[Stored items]
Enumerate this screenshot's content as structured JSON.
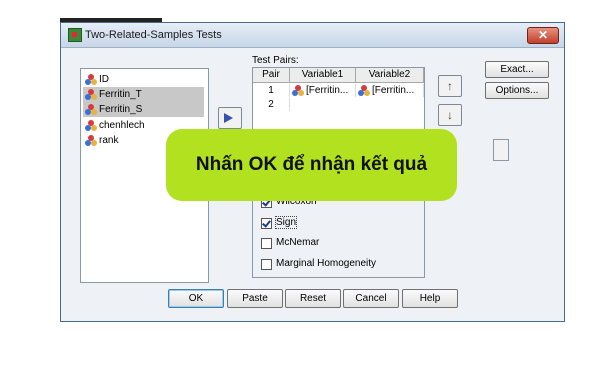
{
  "window": {
    "title": "Two-Related-Samples Tests",
    "close_glyph": "✕"
  },
  "variables": [
    {
      "name": "ID",
      "selected": false
    },
    {
      "name": "Ferritin_T",
      "selected": true
    },
    {
      "name": "Ferritin_S",
      "selected": true
    },
    {
      "name": "chenhlech",
      "selected": false
    },
    {
      "name": "rank",
      "selected": false
    }
  ],
  "test_pairs": {
    "label": "Test Pairs:",
    "columns": [
      "Pair",
      "Variable1",
      "Variable2"
    ],
    "rows": [
      {
        "pair": "1",
        "variable1": "[Ferritin...",
        "variable2": "[Ferritin..."
      },
      {
        "pair": "2",
        "variable1": "",
        "variable2": ""
      }
    ]
  },
  "side_buttons": {
    "exact": "Exact...",
    "options": "Options..."
  },
  "test_type": {
    "items": [
      {
        "label": "Wilcoxon",
        "checked": true
      },
      {
        "label": "Sign",
        "checked": true
      },
      {
        "label": "McNemar",
        "checked": false
      },
      {
        "label": "Marginal Homogeneity",
        "checked": false
      }
    ]
  },
  "buttons": {
    "ok": "OK",
    "paste": "Paste",
    "reset": "Reset",
    "cancel": "Cancel",
    "help": "Help"
  },
  "overlay": {
    "text": "Nhấn OK để nhận kết quả",
    "color": "#b1e11f"
  },
  "icons": {
    "move": "right-arrow-icon",
    "up": "up-arrow-icon",
    "down": "down-arrow-icon",
    "variable": "scale-variable-icon"
  }
}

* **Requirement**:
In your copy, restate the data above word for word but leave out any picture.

* **Task output**:
Enumerate this screenshot's content as structured JSON.
{
  "window": {
    "title": "Two-Related-Samples Tests",
    "close_glyph": "✕"
  },
  "variables": [
    {
      "name": "ID",
      "selected": false
    },
    {
      "name": "Ferritin_T",
      "selected": true
    },
    {
      "name": "Ferritin_S",
      "selected": true
    },
    {
      "name": "chenhlech",
      "selected": false
    },
    {
      "name": "rank",
      "selected": false
    }
  ],
  "test_pairs": {
    "label": "Test Pairs:",
    "columns": [
      "Pair",
      "Variable1",
      "Variable2"
    ],
    "rows": [
      {
        "pair": "1",
        "variable1": "[Ferritin...",
        "variable2": "[Ferritin..."
      },
      {
        "pair": "2",
        "variable1": "",
        "variable2": ""
      }
    ]
  },
  "side_buttons": {
    "exact": "Exact...",
    "options": "Options..."
  },
  "test_type": {
    "items": [
      {
        "label": "Wilcoxon",
        "checked": true
      },
      {
        "label": "Sign",
        "checked": true
      },
      {
        "label": "McNemar",
        "checked": false
      },
      {
        "label": "Marginal Homogeneity",
        "checked": false
      }
    ]
  },
  "buttons": {
    "ok": "OK",
    "paste": "Paste",
    "reset": "Reset",
    "cancel": "Cancel",
    "help": "Help"
  },
  "overlay": {
    "text": "Nhấn OK để nhận kết quả",
    "color": "#b1e11f"
  },
  "icons": {
    "move": "right-arrow-icon",
    "up": "up-arrow-icon",
    "down": "down-arrow-icon",
    "variable": "scale-variable-icon"
  }
}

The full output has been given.